by Sam Juliano
Another word for Mars is death.
Edward Cahn’s It! The Terror from Beyond Space remains a prime example of a modestly budgeted 50’s science fiction film that was gloriously resurrected on television after a theatrical run fueled by the drive-ins. In the New York City market it remained a staple on WPIX’s Chiller Theater, where it was rightly perceived as a horror/sci-fi hybrid, and aimed squarely at the baby bommer generation. The original title, The Vampire from Beyond Space is a better appraisal of the movie’s central conflict, which is variation of sorts on another 1958 genre classic The Blob, but the film is now mainly celebrated as the inspiration for Alien, a mighty acknowledgement, especially for a standard programmer in an era inundated with this brand. Mario Bava’s Planet of the Vampires (inexplicably missing from this countdown) even with the decisive lean towards horror, is another film with striking similarities to It!) The future as depicted in the film is scarely fifteen years away -1973- which is only four years after man first stepped foot on the moon. But the Jerome Bixby (Twilight Zone’s “It’s A Good Life”; Star Trek’s “Mirror, Mirror”) penned script relied on what appeared to be rapidly advancing technology, bolstered in part by the success of Sputnik the previous year, and the Cold War space competition that could very well see the U.S. negotiated not one but two missions back-to-back amidst the tensions associated with trying to exceed the other.

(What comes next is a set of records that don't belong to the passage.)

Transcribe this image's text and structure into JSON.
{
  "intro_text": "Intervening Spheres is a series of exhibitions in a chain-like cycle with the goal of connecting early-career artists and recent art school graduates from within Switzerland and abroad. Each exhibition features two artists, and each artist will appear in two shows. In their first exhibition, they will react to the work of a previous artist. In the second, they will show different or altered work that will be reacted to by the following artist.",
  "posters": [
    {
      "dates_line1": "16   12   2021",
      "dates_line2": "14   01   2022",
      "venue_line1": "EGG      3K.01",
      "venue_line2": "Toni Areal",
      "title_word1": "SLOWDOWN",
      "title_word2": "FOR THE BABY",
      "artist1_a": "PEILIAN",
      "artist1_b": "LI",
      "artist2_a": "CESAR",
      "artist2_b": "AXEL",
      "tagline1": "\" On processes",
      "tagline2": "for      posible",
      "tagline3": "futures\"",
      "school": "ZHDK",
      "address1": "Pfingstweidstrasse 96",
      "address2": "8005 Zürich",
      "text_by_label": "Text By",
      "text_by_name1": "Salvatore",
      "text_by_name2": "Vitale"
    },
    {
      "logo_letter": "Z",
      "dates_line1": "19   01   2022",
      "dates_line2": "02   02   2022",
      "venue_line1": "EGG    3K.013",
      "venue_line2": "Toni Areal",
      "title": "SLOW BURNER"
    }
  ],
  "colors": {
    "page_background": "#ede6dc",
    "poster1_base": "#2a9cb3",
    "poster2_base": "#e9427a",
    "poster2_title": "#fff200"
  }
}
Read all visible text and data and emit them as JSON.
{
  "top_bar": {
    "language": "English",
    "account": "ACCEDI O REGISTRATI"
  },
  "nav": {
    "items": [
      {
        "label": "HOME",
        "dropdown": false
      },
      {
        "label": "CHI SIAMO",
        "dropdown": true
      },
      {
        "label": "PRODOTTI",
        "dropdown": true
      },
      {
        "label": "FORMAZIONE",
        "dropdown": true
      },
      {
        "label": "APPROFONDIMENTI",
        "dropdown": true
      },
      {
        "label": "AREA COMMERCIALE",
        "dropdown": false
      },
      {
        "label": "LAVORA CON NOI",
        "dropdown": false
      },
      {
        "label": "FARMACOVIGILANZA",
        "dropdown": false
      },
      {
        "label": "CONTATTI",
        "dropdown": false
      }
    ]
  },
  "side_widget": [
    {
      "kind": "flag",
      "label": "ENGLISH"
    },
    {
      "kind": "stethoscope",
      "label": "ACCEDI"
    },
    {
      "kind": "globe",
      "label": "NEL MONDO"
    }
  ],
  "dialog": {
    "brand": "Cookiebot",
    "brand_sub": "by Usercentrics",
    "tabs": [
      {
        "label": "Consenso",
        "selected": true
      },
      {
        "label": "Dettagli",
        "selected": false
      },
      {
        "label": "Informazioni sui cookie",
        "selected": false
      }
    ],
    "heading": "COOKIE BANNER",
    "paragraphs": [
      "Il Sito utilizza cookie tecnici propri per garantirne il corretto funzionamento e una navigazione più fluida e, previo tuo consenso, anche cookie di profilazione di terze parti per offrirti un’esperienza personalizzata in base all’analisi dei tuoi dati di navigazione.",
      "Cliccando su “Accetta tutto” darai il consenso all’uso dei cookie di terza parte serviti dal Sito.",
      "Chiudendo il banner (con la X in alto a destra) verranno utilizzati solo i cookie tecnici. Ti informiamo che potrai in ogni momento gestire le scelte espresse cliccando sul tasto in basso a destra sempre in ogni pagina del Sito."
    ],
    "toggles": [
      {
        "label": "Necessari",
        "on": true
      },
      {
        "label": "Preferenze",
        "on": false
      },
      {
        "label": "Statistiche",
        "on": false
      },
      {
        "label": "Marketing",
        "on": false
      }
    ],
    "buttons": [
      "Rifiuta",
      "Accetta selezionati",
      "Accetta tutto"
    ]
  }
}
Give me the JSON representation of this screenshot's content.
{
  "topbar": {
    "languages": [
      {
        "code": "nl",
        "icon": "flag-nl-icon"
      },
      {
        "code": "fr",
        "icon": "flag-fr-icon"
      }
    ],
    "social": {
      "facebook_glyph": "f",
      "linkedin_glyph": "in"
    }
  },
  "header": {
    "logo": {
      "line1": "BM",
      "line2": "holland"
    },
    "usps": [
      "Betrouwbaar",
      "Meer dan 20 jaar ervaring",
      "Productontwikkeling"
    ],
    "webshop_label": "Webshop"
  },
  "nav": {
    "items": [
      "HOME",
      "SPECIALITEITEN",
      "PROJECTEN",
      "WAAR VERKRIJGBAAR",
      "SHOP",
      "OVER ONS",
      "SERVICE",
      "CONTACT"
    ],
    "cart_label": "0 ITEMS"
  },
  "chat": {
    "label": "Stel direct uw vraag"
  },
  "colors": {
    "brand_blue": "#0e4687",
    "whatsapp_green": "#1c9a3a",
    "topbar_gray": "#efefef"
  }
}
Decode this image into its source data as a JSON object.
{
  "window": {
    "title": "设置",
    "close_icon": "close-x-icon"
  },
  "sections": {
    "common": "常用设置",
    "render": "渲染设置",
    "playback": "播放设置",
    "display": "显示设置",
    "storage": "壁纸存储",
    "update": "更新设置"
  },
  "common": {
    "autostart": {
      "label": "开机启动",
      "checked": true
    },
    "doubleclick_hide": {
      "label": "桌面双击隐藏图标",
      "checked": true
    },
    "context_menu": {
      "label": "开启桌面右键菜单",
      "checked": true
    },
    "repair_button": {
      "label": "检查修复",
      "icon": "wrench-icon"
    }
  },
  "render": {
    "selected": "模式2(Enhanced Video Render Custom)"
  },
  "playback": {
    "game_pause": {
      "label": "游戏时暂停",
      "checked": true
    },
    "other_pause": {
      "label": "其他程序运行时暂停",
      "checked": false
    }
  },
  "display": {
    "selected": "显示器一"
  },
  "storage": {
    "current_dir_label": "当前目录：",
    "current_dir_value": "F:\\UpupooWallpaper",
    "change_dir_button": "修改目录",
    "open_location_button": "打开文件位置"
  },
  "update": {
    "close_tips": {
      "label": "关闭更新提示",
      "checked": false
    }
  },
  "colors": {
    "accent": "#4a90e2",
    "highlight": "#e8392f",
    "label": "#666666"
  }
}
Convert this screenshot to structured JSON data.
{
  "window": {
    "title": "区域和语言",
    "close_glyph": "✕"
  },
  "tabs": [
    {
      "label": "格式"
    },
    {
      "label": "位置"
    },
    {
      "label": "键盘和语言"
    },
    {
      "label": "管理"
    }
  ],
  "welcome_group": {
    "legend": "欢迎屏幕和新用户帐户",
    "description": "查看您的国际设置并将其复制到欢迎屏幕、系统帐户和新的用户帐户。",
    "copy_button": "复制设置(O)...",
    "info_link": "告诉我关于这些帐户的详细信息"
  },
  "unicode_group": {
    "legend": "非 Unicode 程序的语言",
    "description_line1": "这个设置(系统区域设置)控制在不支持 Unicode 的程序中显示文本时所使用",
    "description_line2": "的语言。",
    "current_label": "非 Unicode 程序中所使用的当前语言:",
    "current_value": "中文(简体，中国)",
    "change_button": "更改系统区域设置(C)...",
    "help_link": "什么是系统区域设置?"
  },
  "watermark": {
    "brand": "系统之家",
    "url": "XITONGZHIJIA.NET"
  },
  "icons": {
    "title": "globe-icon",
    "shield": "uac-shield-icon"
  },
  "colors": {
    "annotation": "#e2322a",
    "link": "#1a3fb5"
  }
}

The rubber-clad terror that has invariably reduced the Martian physiology to that of the title protagonist showcased in Creature from the Black Lagoon is a reptilian monster with a singular aim of killing all who come in its path. There is nothing remotely sophisticated in both the plot and the character motivations exhibited in It! The Terror from Beyond Space, neither does the story arc veer into unexpected directions. Yet, there can be no question that once the suspense begins to build, it has the macabre allure of something like Agatha Christie’s And Then There Were None, where the question isn’t “if” but “how” and “when.” (more…)